== Your assignment ==
The data that follows should be copied out exactly.

== Data for review ==

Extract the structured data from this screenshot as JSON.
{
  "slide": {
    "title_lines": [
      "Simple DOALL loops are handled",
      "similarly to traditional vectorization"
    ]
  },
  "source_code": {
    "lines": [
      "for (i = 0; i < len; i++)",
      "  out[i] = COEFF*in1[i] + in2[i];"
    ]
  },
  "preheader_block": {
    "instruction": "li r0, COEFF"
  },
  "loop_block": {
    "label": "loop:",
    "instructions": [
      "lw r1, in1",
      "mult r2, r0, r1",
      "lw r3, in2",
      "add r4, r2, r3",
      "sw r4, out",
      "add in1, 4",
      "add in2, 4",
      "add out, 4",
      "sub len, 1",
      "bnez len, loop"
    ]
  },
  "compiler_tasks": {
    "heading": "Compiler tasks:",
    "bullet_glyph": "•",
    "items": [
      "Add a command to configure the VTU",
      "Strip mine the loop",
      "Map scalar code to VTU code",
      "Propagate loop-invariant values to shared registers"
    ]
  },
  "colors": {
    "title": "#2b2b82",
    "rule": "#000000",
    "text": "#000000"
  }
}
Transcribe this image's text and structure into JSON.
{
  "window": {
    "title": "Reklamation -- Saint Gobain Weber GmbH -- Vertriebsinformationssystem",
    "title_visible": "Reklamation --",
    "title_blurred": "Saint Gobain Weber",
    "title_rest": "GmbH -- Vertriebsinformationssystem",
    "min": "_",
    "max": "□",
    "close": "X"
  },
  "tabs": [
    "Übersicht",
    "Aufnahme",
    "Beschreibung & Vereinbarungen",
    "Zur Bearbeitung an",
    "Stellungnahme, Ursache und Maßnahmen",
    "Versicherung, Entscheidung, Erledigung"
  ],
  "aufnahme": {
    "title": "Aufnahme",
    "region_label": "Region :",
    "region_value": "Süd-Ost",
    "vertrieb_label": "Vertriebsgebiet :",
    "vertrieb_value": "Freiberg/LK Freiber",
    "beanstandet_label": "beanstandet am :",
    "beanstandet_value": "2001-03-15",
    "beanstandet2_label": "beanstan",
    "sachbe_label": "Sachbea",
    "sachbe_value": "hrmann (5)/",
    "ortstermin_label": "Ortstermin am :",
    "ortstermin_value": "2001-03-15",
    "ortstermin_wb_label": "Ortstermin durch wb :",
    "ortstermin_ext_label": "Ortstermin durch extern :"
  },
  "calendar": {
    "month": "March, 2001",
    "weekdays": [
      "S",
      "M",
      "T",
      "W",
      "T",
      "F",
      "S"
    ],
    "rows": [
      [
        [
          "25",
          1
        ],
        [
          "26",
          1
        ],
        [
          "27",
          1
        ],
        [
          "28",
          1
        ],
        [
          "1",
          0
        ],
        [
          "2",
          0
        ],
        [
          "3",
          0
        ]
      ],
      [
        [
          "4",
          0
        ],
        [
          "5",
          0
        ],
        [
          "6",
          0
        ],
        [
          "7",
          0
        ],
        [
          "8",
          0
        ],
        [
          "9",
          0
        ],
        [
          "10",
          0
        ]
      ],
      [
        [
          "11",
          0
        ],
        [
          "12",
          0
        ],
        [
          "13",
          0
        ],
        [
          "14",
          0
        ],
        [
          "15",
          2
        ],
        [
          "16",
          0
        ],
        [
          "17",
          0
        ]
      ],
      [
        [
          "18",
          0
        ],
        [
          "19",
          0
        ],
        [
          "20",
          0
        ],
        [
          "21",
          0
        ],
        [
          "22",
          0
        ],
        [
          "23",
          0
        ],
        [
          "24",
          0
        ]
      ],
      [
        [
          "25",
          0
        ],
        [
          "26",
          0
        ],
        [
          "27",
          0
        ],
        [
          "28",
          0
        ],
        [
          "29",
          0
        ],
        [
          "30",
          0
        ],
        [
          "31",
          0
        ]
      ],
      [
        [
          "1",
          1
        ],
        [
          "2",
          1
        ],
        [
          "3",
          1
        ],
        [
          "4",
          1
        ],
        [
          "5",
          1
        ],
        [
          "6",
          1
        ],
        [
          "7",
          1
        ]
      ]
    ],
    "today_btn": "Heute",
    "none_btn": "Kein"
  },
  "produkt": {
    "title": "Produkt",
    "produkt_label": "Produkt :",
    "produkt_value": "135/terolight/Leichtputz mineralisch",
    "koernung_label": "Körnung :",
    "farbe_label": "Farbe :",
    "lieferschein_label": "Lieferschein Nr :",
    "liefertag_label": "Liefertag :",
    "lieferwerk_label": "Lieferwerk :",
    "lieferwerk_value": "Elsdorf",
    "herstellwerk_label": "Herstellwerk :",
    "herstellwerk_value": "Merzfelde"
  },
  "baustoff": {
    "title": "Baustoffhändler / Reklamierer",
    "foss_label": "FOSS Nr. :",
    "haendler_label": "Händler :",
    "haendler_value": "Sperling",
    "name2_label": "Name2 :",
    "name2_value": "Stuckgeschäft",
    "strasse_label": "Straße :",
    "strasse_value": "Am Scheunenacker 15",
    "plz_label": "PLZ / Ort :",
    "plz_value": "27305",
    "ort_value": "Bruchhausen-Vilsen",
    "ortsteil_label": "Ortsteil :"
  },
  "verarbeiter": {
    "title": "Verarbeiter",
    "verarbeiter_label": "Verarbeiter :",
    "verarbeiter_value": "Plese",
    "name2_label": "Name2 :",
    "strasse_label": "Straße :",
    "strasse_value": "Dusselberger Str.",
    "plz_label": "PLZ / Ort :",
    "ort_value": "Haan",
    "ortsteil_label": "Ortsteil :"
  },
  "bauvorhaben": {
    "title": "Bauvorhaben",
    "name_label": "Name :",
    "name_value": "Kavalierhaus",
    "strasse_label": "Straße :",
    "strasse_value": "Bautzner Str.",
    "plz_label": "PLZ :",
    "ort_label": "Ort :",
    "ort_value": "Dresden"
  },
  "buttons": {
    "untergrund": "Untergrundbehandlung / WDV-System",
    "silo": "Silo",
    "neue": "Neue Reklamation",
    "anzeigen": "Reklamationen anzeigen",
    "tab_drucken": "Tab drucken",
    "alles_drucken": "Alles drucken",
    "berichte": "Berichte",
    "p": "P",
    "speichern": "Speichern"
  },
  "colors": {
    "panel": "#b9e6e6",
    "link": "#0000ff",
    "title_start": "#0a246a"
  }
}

== Task output ==
Extract the structured data from this screenshot as JSON.
{
  "slide": {
    "title_lines": [
      "Simple DOALL loops are handled",
      "similarly to traditional vectorization"
    ]
  },
  "source_code": {
    "lines": [
      "for (i = 0; i < len; i++)",
      "  out[i] = COEFF*in1[i] + in2[i];"
    ]
  },
  "preheader_block": {
    "instruction": "li r0, COEFF"
  },
  "loop_block": {
    "label": "loop:",
    "instructions": [
      "lw r1, in1",
      "mult r2, r0, r1",
      "lw r3, in2",
      "add r4, r2, r3",
      "sw r4, out",
      "add in1, 4",
      "add in2, 4",
      "add out, 4",
      "sub len, 1",
      "bnez len, loop"
    ]
  },
  "compiler_tasks": {
    "heading": "Compiler tasks:",
    "bullet_glyph": "•",
    "items": [
      "Add a command to configure the VTU",
      "Strip mine the loop",
      "Map scalar code to VTU code",
      "Propagate loop-invariant values to shared registers"
    ]
  },
  "colors": {
    "title": "#2b2b82",
    "rule": "#000000",
    "text": "#000000"
  }
}
Transcribe this image's text and structure into JSON.
{
  "window": {
    "title": "Reklamation -- Saint Gobain Weber GmbH -- Vertriebsinformationssystem",
    "title_visible": "Reklamation --",
    "title_blurred": "Saint Gobain Weber",
    "title_rest": "GmbH -- Vertriebsinformationssystem",
    "min": "_",
    "max": "□",
    "close": "X"
  },
  "tabs": [
    "Übersicht",
    "Aufnahme",
    "Beschreibung & Vereinbarungen",
    "Zur Bearbeitung an",
    "Stellungnahme, Ursache und Maßnahmen",
    "Versicherung, Entscheidung, Erledigung"
  ],
  "aufnahme": {
    "title": "Aufnahme",
    "region_label": "Region :",
    "region_value": "Süd-Ost",
    "vertrieb_label": "Vertriebsgebiet :",
    "vertrieb_value": "Freiberg/LK Freiber",
    "beanstandet_label": "beanstandet am :",
    "beanstandet_value": "2001-03-15",
    "beanstandet2_label": "beanstan",
    "sachbe_label": "Sachbea",
    "sachbe_value": "hrmann (5)/",
    "ortstermin_label": "Ortstermin am :",
    "ortstermin_value": "2001-03-15",
    "ortstermin_wb_label": "Ortstermin durch wb :",
    "ortstermin_ext_label": "Ortstermin durch extern :"
  },
  "calendar": {
    "month": "March, 2001",
    "weekdays": [
      "S",
      "M",
      "T",
      "W",
      "T",
      "F",
      "S"
    ],
    "rows": [
      [
        [
          "25",
          1
        ],
        [
          "26",
          1
        ],
        [
          "27",
          1
        ],
        [
          "28",
          1
        ],
        [
          "1",
          0
        ],
        [
          "2",
          0
        ],
        [
          "3",
          0
        ]
      ],
      [
        [
          "4",
          0
        ],
        [
          "5",
          0
        ],
        [
          "6",
          0
        ],
        [
          "7",
          0
        ],
        [
          "8",
          0
        ],
        [
          "9",
          0
        ],
        [
          "10",
          0
        ]
      ],
      [
        [
          "11",
          0
        ],
        [
          "12",
          0
        ],
        [
          "13",
          0
        ],
        [
          "14",
          0
        ],
        [
          "15",
          2
        ],
        [
          "16",
          0
        ],
        [
          "17",
          0
        ]
      ],
      [
        [
          "18",
          0
        ],
        [
          "19",
          0
        ],
        [
          "20",
          0
        ],
        [
          "21",
          0
        ],
        [
          "22",
          0
        ],
        [
          "23",
          0
        ],
        [
          "24",
          0
        ]
      ],
      [
        [
          "25",
          0
        ],
        [
          "26",
          0
        ],
        [
          "27",
          0
        ],
        [
          "28",
          0
        ],
        [
          "29",
          0
        ],
        [
          "30",
          0
        ],
        [
          "31",
          0
        ]
      ],
      [
        [
          "1",
          1
        ],
        [
          "2",
          1
        ],
        [
          "3",
          1
        ],
        [
          "4",
          1
        ],
        [
          "5",
          1
        ],
        [
          "6",
          1
        ],
        [
          "7",
          1
        ]
      ]
    ],
    "today_btn": "Heute",
    "none_btn": "Kein"
  },
  "produkt": {
    "title": "Produkt",
    "produkt_label": "Produkt :",
    "produkt_value": "135/terolight/Leichtputz mineralisch",
    "koernung_label": "Körnung :",
    "farbe_label": "Farbe :",
    "lieferschein_label": "Lieferschein Nr :",
    "liefertag_label": "Liefertag :",
    "lieferwerk_label": "Lieferwerk :",
    "lieferwerk_value": "Elsdorf",
    "herstellwerk_label": "Herstellwerk :",
    "herstellwerk_value": "Merzfelde"
  },
  "baustoff": {
    "title": "Baustoffhändler / Reklamierer",
    "foss_label": "FOSS Nr. :",
    "haendler_label": "Händler :",
    "haendler_value": "Sperling",
    "name2_label": "Name2 :",
    "name2_value": "Stuckgeschäft",
    "strasse_label": "Straße :",
    "strasse_value": "Am Scheunenacker 15",
    "plz_label": "PLZ / Ort :",
    "plz_value": "27305",
    "ort_value": "Bruchhausen-Vilsen",
    "ortsteil_label": "Ortsteil :"
  },
  "verarbeiter": {
    "title": "Verarbeiter",
    "verarbeiter_label": "Verarbeiter :",
    "verarbeiter_value": "Plese",
    "name2_label": "Name2 :",
    "strasse_label": "Straße :",
    "strasse_value": "Dusselberger Str.",
    "plz_label": "PLZ / Ort :",
    "ort_value": "Haan",
    "ortsteil_label": "Ortsteil :"
  },
  "bauvorhaben": {
    "title": "Bauvorhaben",
    "name_label": "Name :",
    "name_value": "Kavalierhaus",
    "strasse_label": "Straße :",
    "strasse_value": "Bautzner Str.",
    "plz_label": "PLZ :",
    "ort_label": "Ort :",
    "ort_value": "Dresden"
  },
  "buttons": {
    "untergrund": "Untergrundbehandlung / WDV-System",
    "silo": "Silo",
    "neue": "Neue Reklamation",
    "anzeigen": "Reklamationen anzeigen",
    "tab_drucken": "Tab drucken",
    "alles_drucken": "Alles drucken",
    "berichte": "Berichte",
    "p": "P",
    "speichern": "Speichern"
  },
  "colors": {
    "panel": "#b9e6e6",
    "link": "#0000ff",
    "title_start": "#0a246a"
  }
}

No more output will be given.